A word of advice: Pack artificial plants and flower arrangements in boxes. Otherwise they’re likely to lose some leaves, stems, and flower bulbs. (Been there, done that!) For taller artificial trees, your best bet is to use pressure wrap (non-sticky like Saran Wrap, but mega-sized). Wrap it around the plant a few times, and your plants will be in perfect shape when you arrive at your destination!
Check out these tips for moving "live" plants.
These Things Might Also Come In Handy
Especially if you’ll be doing the moving yourself (or with the help of some friends), then you’ll definitely appreciate having these things on hand — in addition to the above-mentioned items:
Forearm straps or a shoulder dolly — These are great for moving really heavy items. They serve to level out the weight as you lift things like sofas, refrigerators, and armoires, making the item feel much lighter. Plus, they save your back! We bought a set of the forearm forklift straps for our next move. Haven’t tried the shoulder dolly yet, but it comes highly recommended.
Magic Sliders — some people swear by these types of furniture movers. Magic sliders help you physically move things that are really heavy. They make it easier to slide items from one point to another across carpet or hardwood flooring — which is handy any time you’re moving or rearranging furniture.
Dolly – for hauling boxes and heavy items from the house to the moving truck. Dollies come in all shapes and sizes. Some are foldable (or collapsible) for easy storage.
Ramp (or something heavy-duty that could be used as a ramp) — to eliminate the need for maneuvering steps when you’re using a dolly to load and unload items on and off the moving truck, or you’re carrying super-heavy items.
Friends — ’nuff said.
After Your Move, You’ll Need These
And, finally, when you’re ready to start unpacking at your new place, these things will be necessary:
Pocketknife or a box cutter — for opening boxes and/or breaking down boxes. Yes, scissors will work, but they’re not as handy and easy to manipulate as box cutters.
Forearm straps, magic sliders — and similar supplies that help you physically move and arrange items in your house, see above.
Dolly – ramp optional, see above.

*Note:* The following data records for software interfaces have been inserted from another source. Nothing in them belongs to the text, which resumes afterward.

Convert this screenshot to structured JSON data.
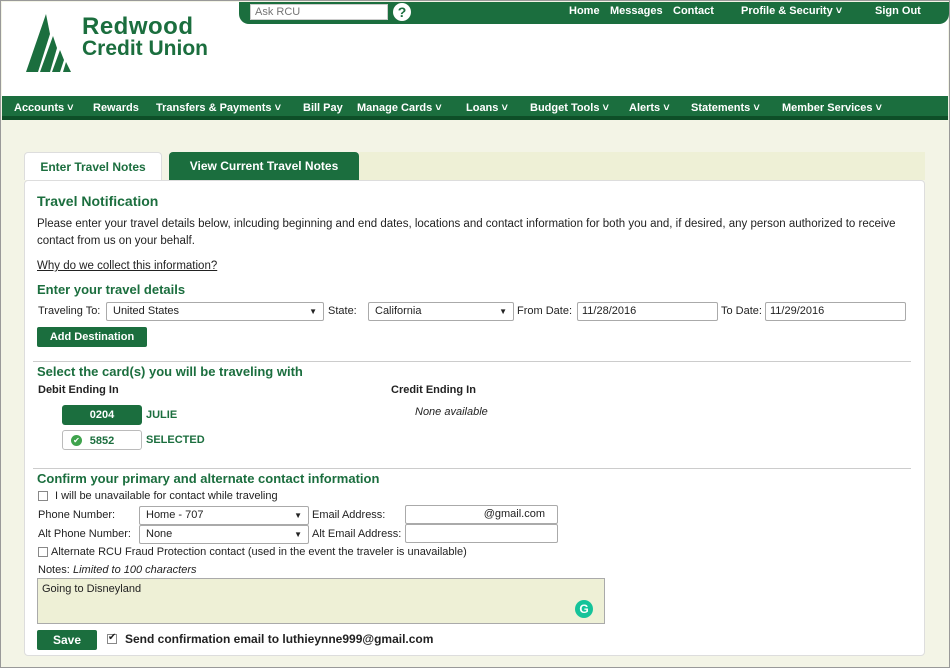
{
  "brand": {
    "line1": "Redwood",
    "line2": "Credit Union",
    "color": "#1b6e3e"
  },
  "topbar": {
    "search_placeholder": "Ask RCU",
    "help": "?",
    "links": [
      "Home",
      "Messages",
      "Contact",
      "Profile & Security ˅",
      "Sign Out"
    ]
  },
  "nav": {
    "items": [
      "Accounts ˅",
      "Rewards",
      "Transfers & Payments ˅",
      "Bill Pay",
      "Manage Cards ˅",
      "Loans ˅",
      "Budget Tools ˅",
      "Alerts ˅",
      "Statements ˅",
      "Member Services ˅"
    ]
  },
  "tabs": {
    "active": "Enter Travel Notes",
    "inactive": "View Current Travel Notes"
  },
  "travel": {
    "title": "Travel Notification",
    "intro": "Please enter your travel details below, inlcuding beginning and end dates, locations and contact information for both you and, if desired, any person authorized to receive contact from us on your behalf.",
    "why_link": "Why do we collect this information?",
    "details_heading": "Enter your travel details",
    "traveling_to_label": "Traveling To:",
    "traveling_to_value": "United States",
    "state_label": "State:",
    "state_value": "California",
    "from_label": "From Date:",
    "from_value": "11/28/2016",
    "to_label": "To Date:",
    "to_value": "11/29/2016",
    "add_destination": "Add Destination"
  },
  "cards": {
    "heading": "Select the card(s) you will be traveling with",
    "debit_header": "Debit Ending In",
    "credit_header": "Credit Ending In",
    "debit": [
      {
        "number": "0204",
        "status": "JULIE"
      },
      {
        "number": "5852",
        "status": "SELECTED"
      }
    ],
    "credit_empty": "None available"
  },
  "contact": {
    "heading": "Confirm your primary and alternate contact information",
    "unavailable_label": "I will be unavailable for contact while traveling",
    "phone_label": "Phone Number:",
    "phone_value": "Home - 707",
    "email_label": "Email Address:",
    "email_value": "@gmail.com",
    "alt_phone_label": "Alt Phone Number:",
    "alt_phone_value": "None",
    "alt_email_label": "Alt Email Address:",
    "alt_email_value": "",
    "fraud_label": "Alternate RCU Fraud Protection contact (used in the event the traveler is unavailable)",
    "notes_label": "Notes:",
    "notes_hint": "Limited to 100 characters",
    "notes_value": "Going to Disneyland",
    "grammarly": "G",
    "save": "Save",
    "confirm_email": "Send confirmation email to luthieynne999@gmail.com"
  }
}
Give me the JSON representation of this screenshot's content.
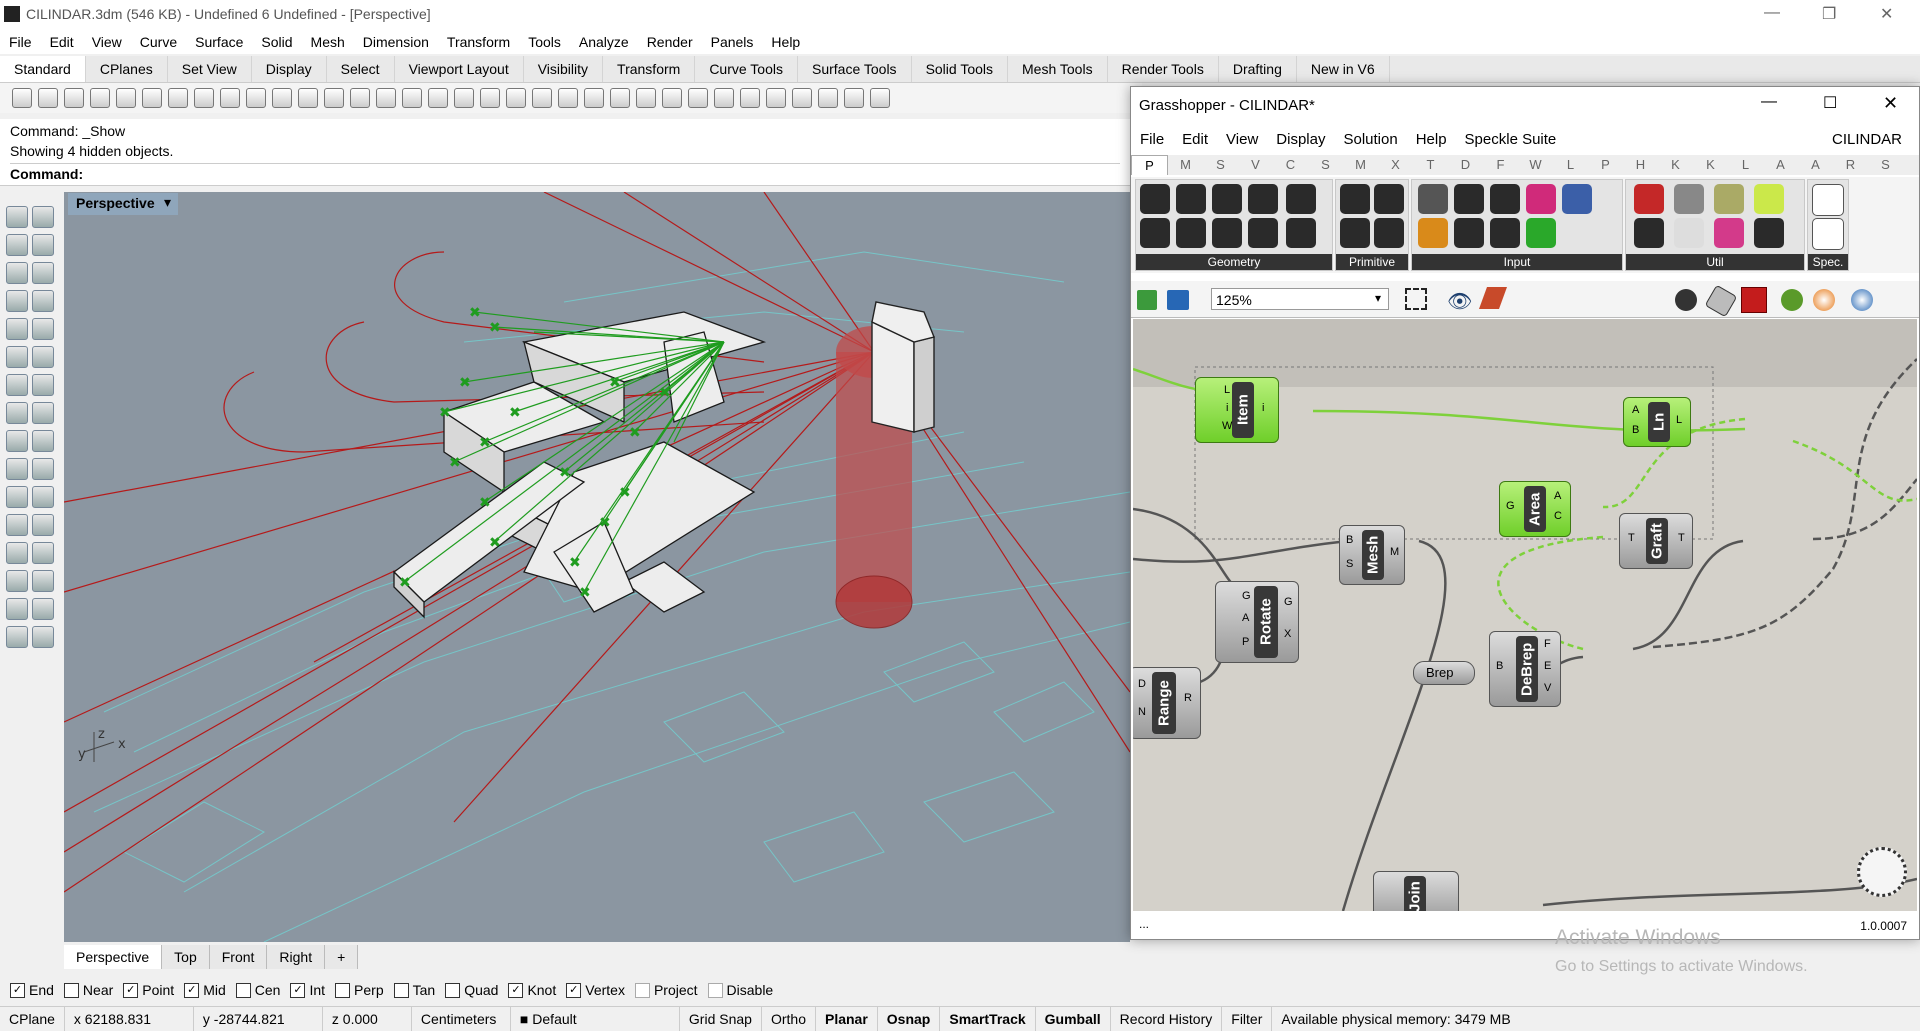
{
  "window": {
    "title": "CILINDAR.3dm (546 KB) - Undefined 6 Undefined - [Perspective]"
  },
  "menu": [
    "File",
    "Edit",
    "View",
    "Curve",
    "Surface",
    "Solid",
    "Mesh",
    "Dimension",
    "Transform",
    "Tools",
    "Analyze",
    "Render",
    "Panels",
    "Help"
  ],
  "tabs": [
    "Standard",
    "CPlanes",
    "Set View",
    "Display",
    "Select",
    "Viewport Layout",
    "Visibility",
    "Transform",
    "Curve Tools",
    "Surface Tools",
    "Solid Tools",
    "Mesh Tools",
    "Render Tools",
    "Drafting",
    "New in V6"
  ],
  "command": {
    "line1": "Command: _Show",
    "line2": "Showing 4 hidden objects.",
    "prompt": "Command:"
  },
  "viewport": {
    "name": "Perspective"
  },
  "viewport_tabs": [
    "Perspective",
    "Top",
    "Front",
    "Right"
  ],
  "osnap": [
    {
      "label": "End",
      "checked": true
    },
    {
      "label": "Near",
      "checked": false
    },
    {
      "label": "Point",
      "checked": true
    },
    {
      "label": "Mid",
      "checked": true
    },
    {
      "label": "Cen",
      "checked": false
    },
    {
      "label": "Int",
      "checked": true
    },
    {
      "label": "Perp",
      "checked": false
    },
    {
      "label": "Tan",
      "checked": false
    },
    {
      "label": "Quad",
      "checked": false
    },
    {
      "label": "Knot",
      "checked": true
    },
    {
      "label": "Vertex",
      "checked": true
    },
    {
      "label": "Project",
      "checked": false
    },
    {
      "label": "Disable",
      "checked": false
    }
  ],
  "status": {
    "cplane": "CPlane",
    "x": "x 62188.831",
    "y": "y -28744.821",
    "z": "z 0.000",
    "units": "Centimeters",
    "layer": "Default",
    "gridsnap": "Grid Snap",
    "ortho": "Ortho",
    "planar": "Planar",
    "osnap": "Osnap",
    "smarttrack": "SmartTrack",
    "gumball": "Gumball",
    "history": "Record History",
    "filter": "Filter",
    "memory": "Available physical memory: 3479 MB"
  },
  "gh": {
    "title": "Grasshopper - CILINDAR*",
    "menu": [
      "File",
      "Edit",
      "View",
      "Display",
      "Solution",
      "Help",
      "Speckle Suite"
    ],
    "doc": "CILINDAR",
    "cats": [
      "P",
      "M",
      "S",
      "V",
      "C",
      "S",
      "M",
      "X",
      "T",
      "D",
      "F",
      "W",
      "L",
      "P",
      "H",
      "K",
      "K",
      "L",
      "A",
      "A",
      "R",
      "S"
    ],
    "groups": [
      "Geometry",
      "Primitive",
      "Input",
      "Util",
      "Spec."
    ],
    "zoom": "125%",
    "version": "1.0.0007",
    "statusleft": "...",
    "components": {
      "item": "Item",
      "ln": "Ln",
      "area": "Area",
      "mesh": "Mesh",
      "rotate": "Rotate",
      "graft": "Graft",
      "debrep": "DeBrep",
      "range": "Range",
      "brep": "Brep",
      "join": "Join"
    }
  },
  "watermark": {
    "line1": "Activate Windows",
    "line2": "Go to Settings to activate Windows."
  }
}
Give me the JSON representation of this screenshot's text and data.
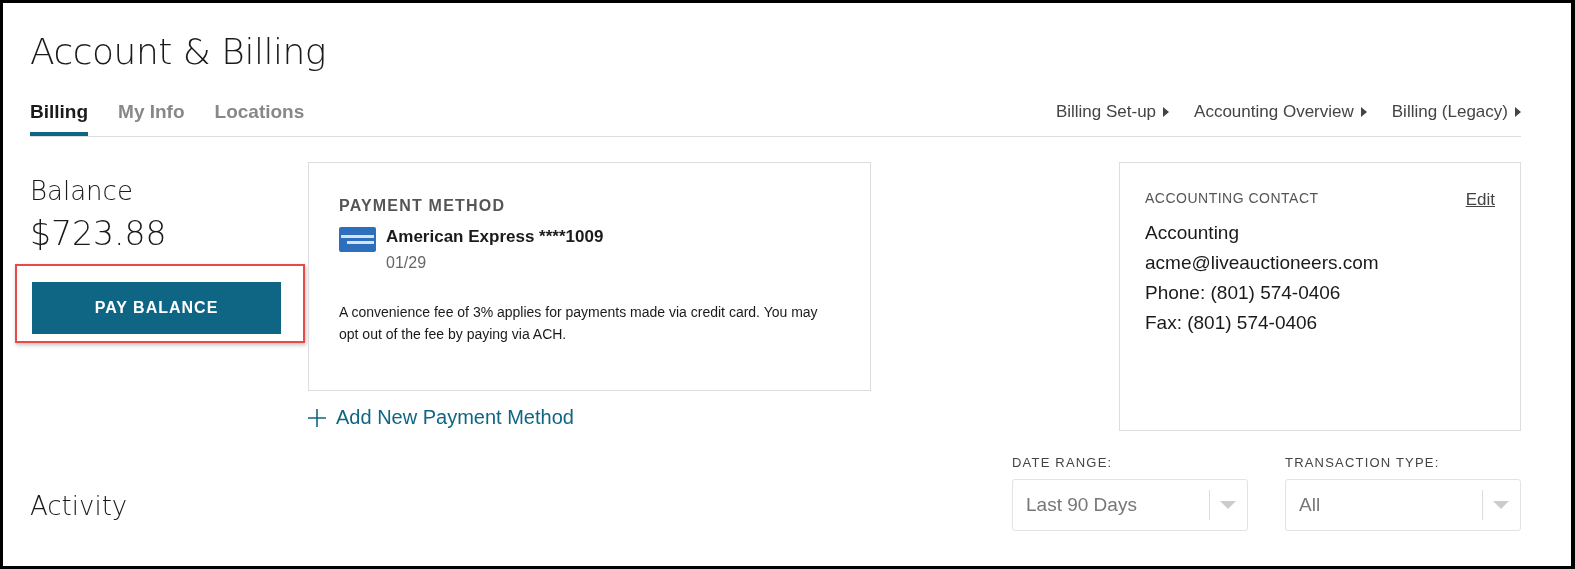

Garbage bags — lots of ‘em! Used for disposing of all the packing material you used inside your boxes and all of the tape that secured each box closed.
Closet space – or space in the attic or basement to store any of the boxes and packing materials you wish to save for your next move!
Check out the top 10 things that break when moving.